One outcome of working on a book about cookies with Mindy Segal is how it’s made me want to make cookies all the time. If a day goes by without a new cookie recipe, I feel somehow incomplete, like a runner does when she misses her morning run. Although I suspect what I’m feeling is probably just sugar withdrawal.
I am also a sucker for cookie ideas that come from unexpected sources. When I was in Chicago, I paged through my friend Cecile’s cookbook Memories of Philippine Kitchens. We were talking about adobo, or something to do with annatto seeds, when I flipped to a recipe for pinipig cookies. Cecile explained that pinipig is kind of like Filipino rice krispies. She analyzed the picture in the book and said the cookies did not look like the ones her mom makes. But it was too late. My curiosity was already piqued. I wrote down the recipe to make when I got home.
Yesterday afternoon, I needed a 7th-inning stretch activity to power me through the rest of my desk work. So I pulled out the recipe and tinkered a bit. I like the texture and mildly toasted flavor of puffed seeds and grains. The Whole Foods down the street sells puffed quinoa in its bulk section, so I bought some to mix with puffed brown rice. This would give me the pinipig effect. I changed the sugars and used lime zest instead of the lemon zest used in the original recipe. I also added a tablespoon of rice flour for a sandier texture to the flour, although looking back I probably would have added another tablespoon. The batter was very soft.
The resulting recipe makes a good, everyday cookie. Is it a great one? Not yet. I could have used a touch less sugar and a touch more salt. Wheat germ would have complemented the puffed quinoa better than all-purpose flour alone. Or maybe I’d go about it in an entirely different way.
Now I need the pinipig experts to come to the rescue to tell me what to do differently next time.
- 1 cup puffed rice
- ½ cup puffed quinoa
- 1 cup all-purpose flour
- 1 tablespoon rice flour
- 1 teaspoon sea salt flakes or ½ teaspoon kosher salt
- ½ cup unsalted butter, at room temperature
- ½ cup cane sugar
- ¼ cup packed light muscovado sugar or light brown sugar
- Zest of 1 lime
- 2 large eggs
- In a dry skillet over medium heat, toast the puffed rice and amaranth until aromatic, 2 to 3 minutes.
- In a bow, whisk together the flours and salt. Stir in the puffed rice and quinoa.
- In a stand mixer fitted with the paddle attachment, break up the butter on medium speed for about a minute. Add the sugars. Zest the lime directly into the bowl. Beat on medium speed until light and airy, 3 to 4 minutes. Scrape down the sides of the bowl with a rubber spatula.

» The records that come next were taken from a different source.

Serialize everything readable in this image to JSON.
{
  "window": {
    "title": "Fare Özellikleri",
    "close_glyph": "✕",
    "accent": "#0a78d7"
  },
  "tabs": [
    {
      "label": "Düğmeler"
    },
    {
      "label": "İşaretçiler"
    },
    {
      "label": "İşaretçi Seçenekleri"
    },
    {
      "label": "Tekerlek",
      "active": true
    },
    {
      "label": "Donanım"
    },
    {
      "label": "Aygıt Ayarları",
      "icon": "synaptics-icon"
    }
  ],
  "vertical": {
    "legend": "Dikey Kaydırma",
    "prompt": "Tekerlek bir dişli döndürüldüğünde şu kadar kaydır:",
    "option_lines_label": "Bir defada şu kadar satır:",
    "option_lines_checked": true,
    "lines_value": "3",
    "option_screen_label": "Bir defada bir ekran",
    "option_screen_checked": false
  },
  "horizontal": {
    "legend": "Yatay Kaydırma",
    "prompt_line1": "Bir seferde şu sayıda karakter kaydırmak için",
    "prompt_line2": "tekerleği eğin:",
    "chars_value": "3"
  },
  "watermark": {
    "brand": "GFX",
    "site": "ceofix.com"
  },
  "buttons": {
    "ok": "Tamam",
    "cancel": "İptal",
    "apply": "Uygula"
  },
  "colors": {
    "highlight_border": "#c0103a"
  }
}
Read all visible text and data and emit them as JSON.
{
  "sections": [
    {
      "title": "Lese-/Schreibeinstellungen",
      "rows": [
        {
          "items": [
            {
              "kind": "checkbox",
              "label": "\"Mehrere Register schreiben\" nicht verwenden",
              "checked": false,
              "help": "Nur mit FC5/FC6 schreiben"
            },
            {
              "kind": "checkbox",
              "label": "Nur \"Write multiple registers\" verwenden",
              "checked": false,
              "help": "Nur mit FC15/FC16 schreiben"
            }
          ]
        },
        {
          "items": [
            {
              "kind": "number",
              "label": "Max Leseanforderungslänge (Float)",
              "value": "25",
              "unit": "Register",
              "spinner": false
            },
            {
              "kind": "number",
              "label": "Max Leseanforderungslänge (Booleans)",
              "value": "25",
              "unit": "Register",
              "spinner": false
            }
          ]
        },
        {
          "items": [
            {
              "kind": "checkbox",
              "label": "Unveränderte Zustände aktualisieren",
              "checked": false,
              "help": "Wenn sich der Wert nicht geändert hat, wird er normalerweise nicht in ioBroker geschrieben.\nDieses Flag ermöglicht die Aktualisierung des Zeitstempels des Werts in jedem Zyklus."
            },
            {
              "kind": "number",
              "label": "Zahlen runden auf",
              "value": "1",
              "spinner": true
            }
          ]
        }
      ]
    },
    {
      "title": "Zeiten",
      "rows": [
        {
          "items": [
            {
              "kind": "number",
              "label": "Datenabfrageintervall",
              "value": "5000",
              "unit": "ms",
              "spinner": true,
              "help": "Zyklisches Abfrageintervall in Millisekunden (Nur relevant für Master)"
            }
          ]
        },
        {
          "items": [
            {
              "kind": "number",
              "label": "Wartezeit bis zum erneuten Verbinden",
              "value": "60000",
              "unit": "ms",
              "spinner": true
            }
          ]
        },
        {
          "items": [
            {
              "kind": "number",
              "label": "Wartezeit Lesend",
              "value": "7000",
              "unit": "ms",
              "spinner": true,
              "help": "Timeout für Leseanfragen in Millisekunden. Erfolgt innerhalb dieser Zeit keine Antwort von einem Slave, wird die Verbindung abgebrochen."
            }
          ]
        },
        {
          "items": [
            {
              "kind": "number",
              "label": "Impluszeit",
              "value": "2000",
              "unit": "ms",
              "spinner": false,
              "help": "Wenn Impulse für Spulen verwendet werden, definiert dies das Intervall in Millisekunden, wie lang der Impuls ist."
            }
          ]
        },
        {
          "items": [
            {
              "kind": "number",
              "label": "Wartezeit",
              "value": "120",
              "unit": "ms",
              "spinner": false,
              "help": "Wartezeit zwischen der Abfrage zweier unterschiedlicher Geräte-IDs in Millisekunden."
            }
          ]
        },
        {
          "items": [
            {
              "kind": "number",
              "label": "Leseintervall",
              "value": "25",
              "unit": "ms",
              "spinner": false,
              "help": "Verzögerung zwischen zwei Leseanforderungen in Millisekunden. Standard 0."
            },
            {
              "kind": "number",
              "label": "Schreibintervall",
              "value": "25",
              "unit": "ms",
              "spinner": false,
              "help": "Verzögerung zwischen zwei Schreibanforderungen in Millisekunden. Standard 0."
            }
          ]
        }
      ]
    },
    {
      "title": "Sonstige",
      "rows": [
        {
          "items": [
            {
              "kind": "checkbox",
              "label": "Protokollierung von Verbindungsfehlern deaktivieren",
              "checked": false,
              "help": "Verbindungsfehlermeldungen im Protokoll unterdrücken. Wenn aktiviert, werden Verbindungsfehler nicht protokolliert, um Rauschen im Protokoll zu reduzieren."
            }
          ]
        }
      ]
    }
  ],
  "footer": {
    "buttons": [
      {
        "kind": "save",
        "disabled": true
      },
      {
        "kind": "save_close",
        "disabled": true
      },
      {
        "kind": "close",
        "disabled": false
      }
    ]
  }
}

- On low speed, mix in the eggs, one at a time, until incorporated, about 30 seconds. Add the dry ingredients and mix on low speed until just incorporated, about 30 seconds. Transfer the dough to a bowl and cover. Refrigerate at least overnight or up to 3 days.
- Heat the oven to 350ºF. Line 3 baking sheets with parchment paper or coat lightly with nonstick cooking spray.
- Portion the dough into 12 heaping tablespoons and evenly distribute onto one of the prepared baking sheets.
- Bake for 10 minutes. Rotate the baking sheet and continue to bake until the edges are a golden brown and the tops are set, another 4 to 6 minutes. Let the cookies cool for a couple of minutes on the baking sheet. Using a metal spatula, transfer the cookies to a wire rack to cool completely. Repeat with the remaining dough.
- Cookies can be stored in an airtight container at room temperature for up to 3 days or in an airtight container in the freezer for up to 1 week.